Segment Start: Data provided
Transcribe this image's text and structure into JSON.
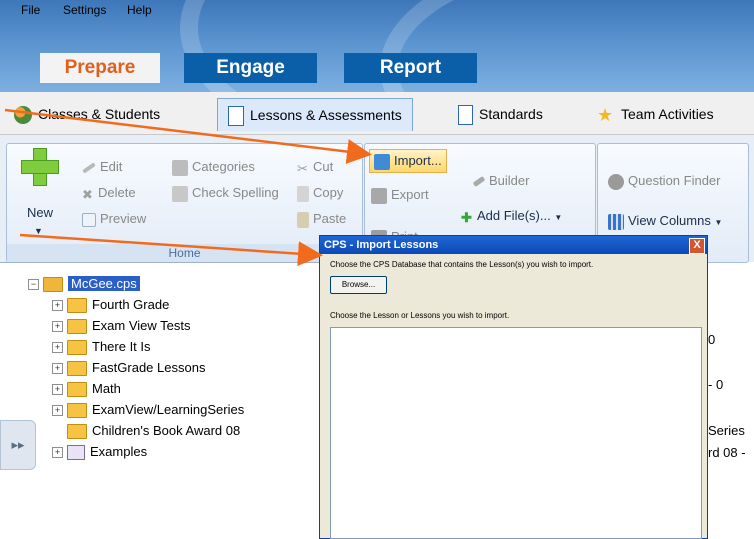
{
  "menu": {
    "file": "File",
    "settings": "Settings",
    "help": "Help"
  },
  "main_tabs": {
    "prepare": "Prepare",
    "engage": "Engage",
    "report": "Report"
  },
  "sub_tabs": {
    "classes": "Classes & Students",
    "lessons": "Lessons & Assessments",
    "standards": "Standards",
    "team": "Team Activities"
  },
  "ribbon": {
    "new": "New",
    "edit": "Edit",
    "delete": "Delete",
    "preview": "Preview",
    "categories": "Categories",
    "check_spelling": "Check Spelling",
    "cut": "Cut",
    "copy": "Copy",
    "paste": "Paste",
    "import": "Import...",
    "export": "Export",
    "print": "Print...",
    "builder": "Builder",
    "add_files": "Add File(s)...",
    "question_finder": "Question Finder",
    "view_columns": "View Columns",
    "home_group": "Home"
  },
  "tree": {
    "root": "McGee.cps",
    "items": [
      "Fourth Grade",
      "Exam View Tests",
      "There It Is",
      "FastGrade Lessons",
      "Math",
      "ExamView/LearningSeries",
      "Children's Book Award 08",
      "Examples"
    ]
  },
  "background_list": {
    "frag1": "0",
    "frag2": "- 0",
    "frag3": "Series",
    "frag4": "rd 08 -"
  },
  "dialog": {
    "title": "CPS - Import Lessons",
    "database_prompt": "Choose the CPS Database that contains the Lesson(s) you wish to import.",
    "browse": "Browse...",
    "lesson_prompt": "Choose the Lesson or Lessons you wish to import.",
    "close": "X"
  },
  "colors": {
    "accent_orange": "#f26b1d",
    "title_blue": "#0d49b5",
    "prepare_orange": "#e0601e"
  }
}
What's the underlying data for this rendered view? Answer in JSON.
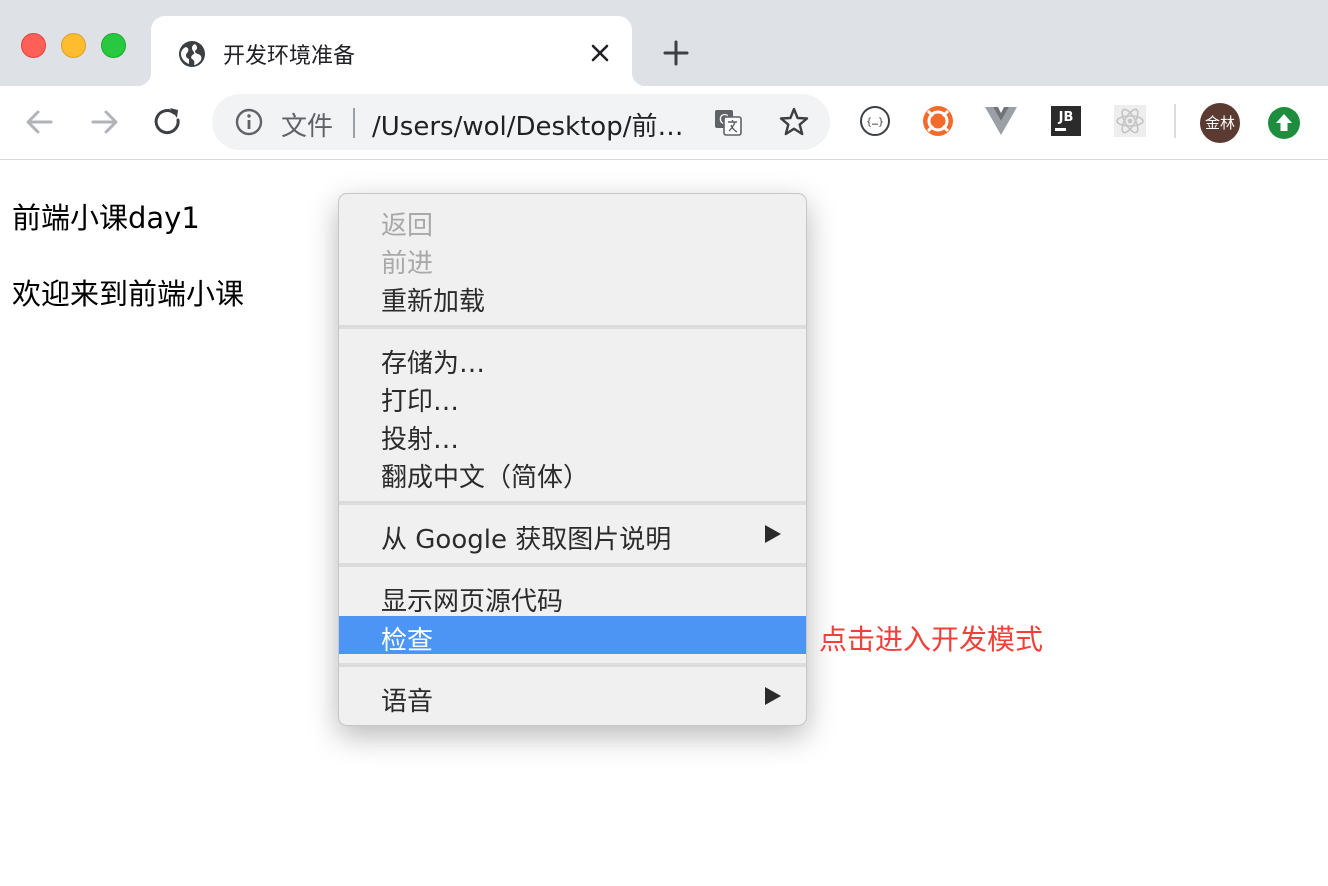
{
  "window": {
    "tab_title": "开发环境准备"
  },
  "toolbar": {
    "url_scheme": "文件",
    "url_text": "/Users/wol/Desktop/前…",
    "avatar_text": "金林",
    "jb_label": "JB",
    "json_label": "{…}"
  },
  "page": {
    "heading": "前端小课day1",
    "paragraph": "欢迎来到前端小课"
  },
  "context_menu": {
    "back": "返回",
    "forward": "前进",
    "reload": "重新加载",
    "save_as": "存储为…",
    "print": "打印…",
    "cast": "投射…",
    "translate": "翻成中文（简体）",
    "image_desc": "从 Google 获取图片说明",
    "view_source": "显示网页源代码",
    "inspect": "检查",
    "speech": "语音"
  },
  "annotation": {
    "text": "点击进入开发模式",
    "color": "#f0403a"
  },
  "colors": {
    "menu_highlight": "#4c95f5",
    "tabstrip": "#dee1e6"
  }
}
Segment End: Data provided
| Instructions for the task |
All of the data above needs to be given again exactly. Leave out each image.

| Task response |
Transcribe this image's text and structure into JSON.
{
  "menu": {
    "file": "File",
    "settings": "Settings",
    "help": "Help"
  },
  "main_tabs": {
    "prepare": "Prepare",
    "engage": "Engage",
    "report": "Report"
  },
  "sub_tabs": {
    "classes": "Classes & Students",
    "lessons": "Lessons & Assessments",
    "standards": "Standards",
    "team": "Team Activities"
  },
  "ribbon": {
    "new": "New",
    "edit": "Edit",
    "delete": "Delete",
    "preview": "Preview",
    "categories": "Categories",
    "check_spelling": "Check Spelling",
    "cut": "Cut",
    "copy": "Copy",
    "paste": "Paste",
    "import": "Import...",
    "export": "Export",
    "print": "Print...",
    "builder": "Builder",
    "add_files": "Add File(s)...",
    "question_finder": "Question Finder",
    "view_columns": "View Columns",
    "home_group": "Home"
  },
  "tree": {
    "root": "McGee.cps",
    "items": [
      "Fourth Grade",
      "Exam View Tests",
      "There It Is",
      "FastGrade Lessons",
      "Math",
      "ExamView/LearningSeries",
      "Children's Book Award 08",
      "Examples"
    ]
  },
  "background_list": {
    "frag1": "0",
    "frag2": "- 0",
    "frag3": "Series",
    "frag4": "rd 08 -"
  },
  "dialog": {
    "title": "CPS - Import Lessons",
    "database_prompt": "Choose the CPS Database that contains the Lesson(s) you wish to import.",
    "browse": "Browse...",
    "lesson_prompt": "Choose the Lesson or Lessons you wish to import.",
    "close": "X"
  },
  "colors": {
    "accent_orange": "#f26b1d",
    "title_blue": "#0d49b5",
    "prepare_orange": "#e0601e"
  }
}
What's the underlying data for this rendered view? Answer in JSON.
{
  "window": {
    "tab_title": "开发环境准备"
  },
  "toolbar": {
    "url_scheme": "文件",
    "url_text": "/Users/wol/Desktop/前…",
    "avatar_text": "金林",
    "jb_label": "JB",
    "json_label": "{…}"
  },
  "page": {
    "heading": "前端小课day1",
    "paragraph": "欢迎来到前端小课"
  },
  "context_menu": {
    "back": "返回",
    "forward": "前进",
    "reload": "重新加载",
    "save_as": "存储为…",
    "print": "打印…",
    "cast": "投射…",
    "translate": "翻成中文（简体）",
    "image_desc": "从 Google 获取图片说明",
    "view_source": "显示网页源代码",
    "inspect": "检查",
    "speech": "语音"
  },
  "annotation": {
    "text": "点击进入开发模式",
    "color": "#f0403a"
  },
  "colors": {
    "menu_highlight": "#4c95f5",
    "tabstrip": "#dee1e6"
  }
}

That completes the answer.